- DIRECTIONS FOR THIS TASK
The entries below should be quoted exactly, with no pictures carried over.

- DATA SHOWN
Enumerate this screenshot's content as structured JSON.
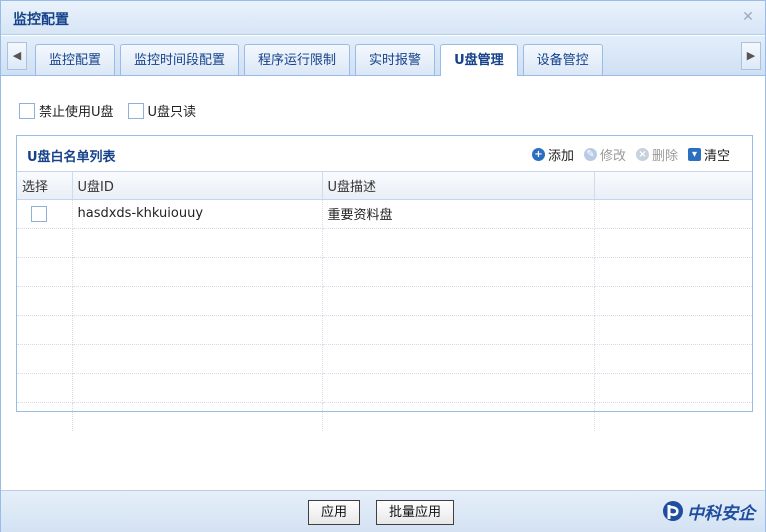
{
  "window": {
    "title": "监控配置"
  },
  "tabs": [
    {
      "label": "监控配置",
      "active": false
    },
    {
      "label": "监控时间段配置",
      "active": false
    },
    {
      "label": "程序运行限制",
      "active": false
    },
    {
      "label": "实时报警",
      "active": false
    },
    {
      "label": "U盘管理",
      "active": true
    },
    {
      "label": "设备管控",
      "active": false
    }
  ],
  "options": {
    "disable_usb": {
      "label": "禁止使用U盘",
      "checked": false
    },
    "usb_readonly": {
      "label": "U盘只读",
      "checked": false
    }
  },
  "whitelist": {
    "title": "U盘白名单列表",
    "toolbar": {
      "add": "添加",
      "edit": "修改",
      "delete": "删除",
      "clear": "清空"
    },
    "columns": [
      "选择",
      "U盘ID",
      "U盘描述",
      ""
    ],
    "rows": [
      {
        "checked": false,
        "usb_id": "hasdxds-khkuiouuy",
        "description": "重要资料盘"
      }
    ]
  },
  "footer": {
    "apply_label": "应用",
    "batch_apply_label": "批量应用",
    "logo_text": "中科安企"
  },
  "colors": {
    "accent": "#15428b",
    "border": "#99bbe8",
    "icon_blue": "#2b6fc1"
  }
}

- TASK SOLUTION
Enumerate this screenshot's content as structured JSON.
{
  "window": {
    "title": "监控配置"
  },
  "tabs": [
    {
      "label": "监控配置",
      "active": false
    },
    {
      "label": "监控时间段配置",
      "active": false
    },
    {
      "label": "程序运行限制",
      "active": false
    },
    {
      "label": "实时报警",
      "active": false
    },
    {
      "label": "U盘管理",
      "active": true
    },
    {
      "label": "设备管控",
      "active": false
    }
  ],
  "options": {
    "disable_usb": {
      "label": "禁止使用U盘",
      "checked": false
    },
    "usb_readonly": {
      "label": "U盘只读",
      "checked": false
    }
  },
  "whitelist": {
    "title": "U盘白名单列表",
    "toolbar": {
      "add": "添加",
      "edit": "修改",
      "delete": "删除",
      "clear": "清空"
    },
    "columns": [
      "选择",
      "U盘ID",
      "U盘描述",
      ""
    ],
    "rows": [
      {
        "checked": false,
        "usb_id": "hasdxds-khkuiouuy",
        "description": "重要资料盘"
      }
    ]
  },
  "footer": {
    "apply_label": "应用",
    "batch_apply_label": "批量应用",
    "logo_text": "中科安企"
  },
  "colors": {
    "accent": "#15428b",
    "border": "#99bbe8",
    "icon_blue": "#2b6fc1"
  }
}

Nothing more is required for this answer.